The best example here comes at the turning point midway through the film. Right after Peter turns over Edith to Mysterio and Beck then goes ahead and monologues him and his groups whole backstory, complete with flashbacks and person by person explanations of every bit of information hidden from the audience was just unbearable. Lazy, unfulfilling, and downright insulting, I honestly felt bad that an actor of Gyllenhaal's caliber had to take on such an abysmal bit of script work. This is then followed by Peter and MJ almost immediately figuring this out themselves in what seem like leaps in logic that come a little too fast really weighed down a lot of the strengths the film had around it. Sure it speeds up the plot to get it to the exciting parts sooner but at what cost?
An aspect that underwhelmed on both sides was the use of location. Far From Home was marketed pretty largely on it's use of European locations and putting Spider-Man, a hero as NYC as can be, in these new environments. But really aside from the general set ups for some of the school trip jokes, and a few recognizable landmarks, overall the vibe of the foreign atmosphere never came across all too strongly.
Those bits of messiness aside the script is still pretty sharp, a lot of throwaway lines or what would be assumed to be one off jokes work their way back in to be more significant which is a real positive.
Talking more on the villain, Mysterio is pretty legitimately fantastic.
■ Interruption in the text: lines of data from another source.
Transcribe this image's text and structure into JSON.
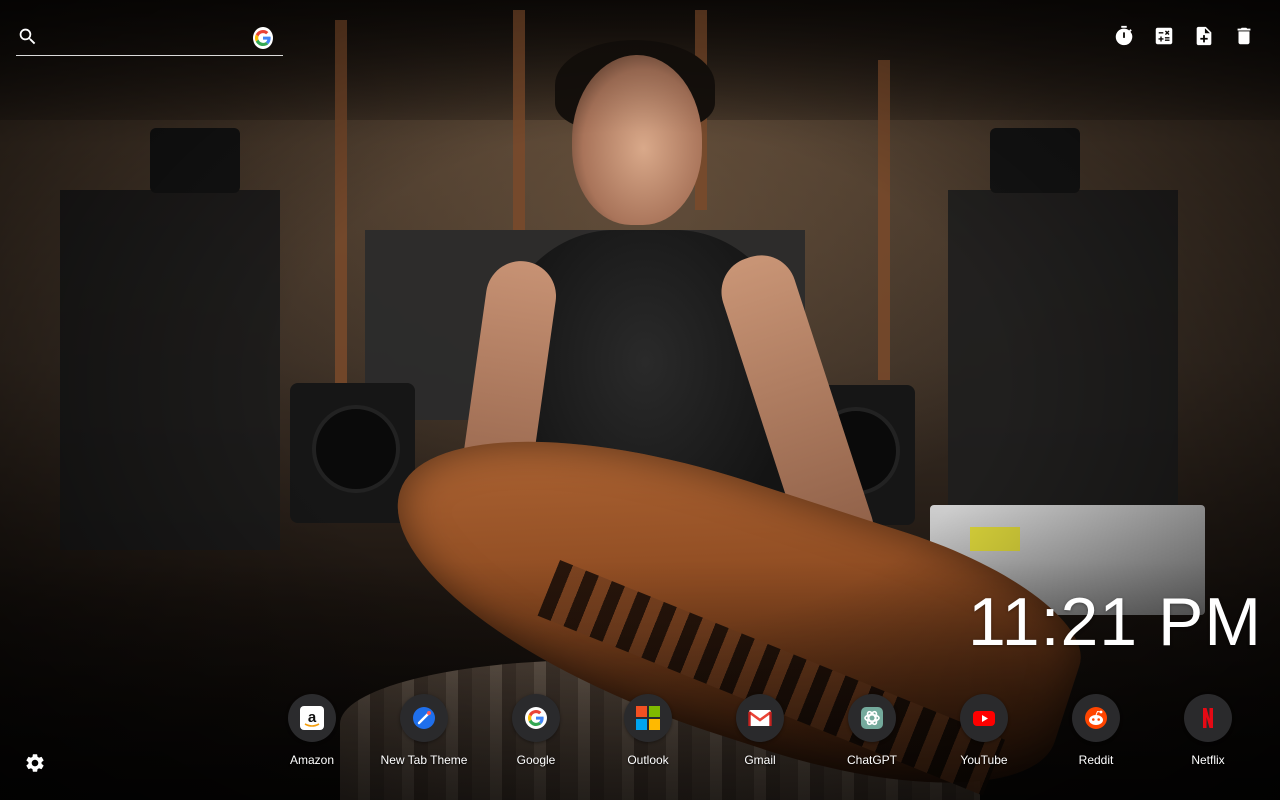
{
  "search": {
    "value": "",
    "placeholder": "",
    "icon": "search-icon",
    "engine_icon": "google-icon"
  },
  "toolbar": {
    "items": [
      {
        "name": "timer",
        "icon": "stopwatch-icon"
      },
      {
        "name": "calculator",
        "icon": "calculator-icon"
      },
      {
        "name": "new-note",
        "icon": "file-plus-icon"
      },
      {
        "name": "delete",
        "icon": "trash-icon"
      }
    ]
  },
  "clock": {
    "time": "11:21 PM"
  },
  "shortcuts": [
    {
      "label": "Amazon",
      "icon": "amazon-icon",
      "color": "#ffffff"
    },
    {
      "label": "New Tab Theme",
      "icon": "new-tab-theme-icon",
      "color": "#2b6fe3"
    },
    {
      "label": "Google",
      "icon": "google-icon",
      "color": "#4285f4"
    },
    {
      "label": "Outlook",
      "icon": "microsoft-icon",
      "color": "#f25022"
    },
    {
      "label": "Gmail",
      "icon": "gmail-icon",
      "color": "#ea4335"
    },
    {
      "label": "ChatGPT",
      "icon": "chatgpt-icon",
      "color": "#74aa9c"
    },
    {
      "label": "YouTube",
      "icon": "youtube-icon",
      "color": "#ff0000"
    },
    {
      "label": "Reddit",
      "icon": "reddit-icon",
      "color": "#ff4500"
    },
    {
      "label": "Netflix",
      "icon": "netflix-icon",
      "color": "#e50914"
    }
  ],
  "settings": {
    "icon": "gear-icon"
  },
  "background": {
    "description_colors": {
      "primary": "#3b2f25",
      "wood": "#8f4c22"
    }
  }
}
From the beginning (like when a Thor movie was announced that long ago) I was also concerned with how Marvel would tackle some of the fantastical elements of their universe in a believable way and mysterio might be their best take on it yet. The illusion tech was both visually captivating and technologically believable given what this universe has set up.
The illusion scenes were really creative and visually effective, should have loved to see more of that. The Zombie Iron Man transitioning to the spider jumping at the screen whose eyes then become a flank of mysterio helmets is one of my favorite shots of the year no doubt. The fight choreography is consistently visually stunning, some of the most graceful Spider-Man swinging and web slinging I've seen yet, it didn't play with the high level techiness of the suit as the previous film did which was a little dissapointing but also gave a more grounded feel to the fights and elevated Peter's own intelligence as a combatant which was good.
I think Far From Home just had too much on it's plate to really be able to provide a balanced meal. The good stuff is great, the bad stuff is really only undercooked, and overall I'm not gonna turn down that much food. This is a weird metaphor I enjoyed the film but think it could have used another pass or two to be something really special.